■ Problem to solve: Retype the records exactly, with nothing added or dropped.
START Data records
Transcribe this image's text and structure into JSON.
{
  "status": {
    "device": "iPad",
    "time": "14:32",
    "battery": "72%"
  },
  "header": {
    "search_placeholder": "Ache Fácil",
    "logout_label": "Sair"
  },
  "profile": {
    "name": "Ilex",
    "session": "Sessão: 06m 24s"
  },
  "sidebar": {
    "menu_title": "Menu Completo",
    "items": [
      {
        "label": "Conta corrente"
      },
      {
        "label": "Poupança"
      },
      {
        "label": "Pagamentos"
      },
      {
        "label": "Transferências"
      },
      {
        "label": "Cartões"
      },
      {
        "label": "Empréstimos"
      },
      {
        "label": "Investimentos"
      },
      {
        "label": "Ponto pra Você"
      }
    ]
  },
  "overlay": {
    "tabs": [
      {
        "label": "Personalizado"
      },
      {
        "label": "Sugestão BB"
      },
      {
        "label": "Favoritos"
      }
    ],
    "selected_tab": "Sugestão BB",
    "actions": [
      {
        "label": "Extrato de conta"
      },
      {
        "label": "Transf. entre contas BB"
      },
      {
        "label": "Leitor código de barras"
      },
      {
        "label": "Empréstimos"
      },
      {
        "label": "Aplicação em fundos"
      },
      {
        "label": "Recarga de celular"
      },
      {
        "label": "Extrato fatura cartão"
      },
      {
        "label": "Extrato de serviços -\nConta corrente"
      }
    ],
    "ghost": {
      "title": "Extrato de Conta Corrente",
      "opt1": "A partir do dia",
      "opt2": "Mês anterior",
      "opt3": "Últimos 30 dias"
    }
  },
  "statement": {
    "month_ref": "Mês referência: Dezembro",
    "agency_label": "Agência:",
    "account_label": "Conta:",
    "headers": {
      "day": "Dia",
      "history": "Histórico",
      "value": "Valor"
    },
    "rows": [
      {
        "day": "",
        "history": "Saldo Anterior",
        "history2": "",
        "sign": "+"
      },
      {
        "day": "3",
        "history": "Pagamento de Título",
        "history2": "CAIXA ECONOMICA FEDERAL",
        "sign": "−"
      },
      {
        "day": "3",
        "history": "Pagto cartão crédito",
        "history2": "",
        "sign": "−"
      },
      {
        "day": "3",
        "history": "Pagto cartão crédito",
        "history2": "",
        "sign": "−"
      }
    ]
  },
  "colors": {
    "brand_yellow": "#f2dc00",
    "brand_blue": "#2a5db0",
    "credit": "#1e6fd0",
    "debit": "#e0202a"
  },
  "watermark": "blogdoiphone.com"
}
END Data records
■ Result for this task:
Transcribe this image's text and structure into JSON.
{
  "status": {
    "device": "iPad",
    "time": "14:32",
    "battery": "72%"
  },
  "header": {
    "search_placeholder": "Ache Fácil",
    "logout_label": "Sair"
  },
  "profile": {
    "name": "Ilex",
    "session": "Sessão: 06m 24s"
  },
  "sidebar": {
    "menu_title": "Menu Completo",
    "items": [
      {
        "label": "Conta corrente"
      },
      {
        "label": "Poupança"
      },
      {
        "label": "Pagamentos"
      },
      {
        "label": "Transferências"
      },
      {
        "label": "Cartões"
      },
      {
        "label": "Empréstimos"
      },
      {
        "label": "Investimentos"
      },
      {
        "label": "Ponto pra Você"
      }
    ]
  },
  "overlay": {
    "tabs": [
      {
        "label": "Personalizado"
      },
      {
        "label": "Sugestão BB"
      },
      {
        "label": "Favoritos"
      }
    ],
    "selected_tab": "Sugestão BB",
    "actions": [
      {
        "label": "Extrato de conta"
      },
      {
        "label": "Transf. entre contas BB"
      },
      {
        "label": "Leitor código de barras"
      },
      {
        "label": "Empréstimos"
      },
      {
        "label": "Aplicação em fundos"
      },
      {
        "label": "Recarga de celular"
      },
      {
        "label": "Extrato fatura cartão"
      },
      {
        "label": "Extrato de serviços -\nConta corrente"
      }
    ],
    "ghost": {
      "title": "Extrato de Conta Corrente",
      "opt1": "A partir do dia",
      "opt2": "Mês anterior",
      "opt3": "Últimos 30 dias"
    }
  },
  "statement": {
    "month_ref": "Mês referência: Dezembro",
    "agency_label": "Agência:",
    "account_label": "Conta:",
    "headers": {
      "day": "Dia",
      "history": "Histórico",
      "value": "Valor"
    },
    "rows": [
      {
        "day": "",
        "history": "Saldo Anterior",
        "history2": "",
        "sign": "+"
      },
      {
        "day": "3",
        "history": "Pagamento de Título",
        "history2": "CAIXA ECONOMICA FEDERAL",
        "sign": "−"
      },
      {
        "day": "3",
        "history": "Pagto cartão crédito",
        "history2": "",
        "sign": "−"
      },
      {
        "day": "3",
        "history": "Pagto cartão crédito",
        "history2": "",
        "sign": "−"
      }
    ]
  },
  "colors": {
    "brand_yellow": "#f2dc00",
    "brand_blue": "#2a5db0",
    "credit": "#1e6fd0",
    "debit": "#e0202a"
  },
  "watermark": "blogdoiphone.com"
}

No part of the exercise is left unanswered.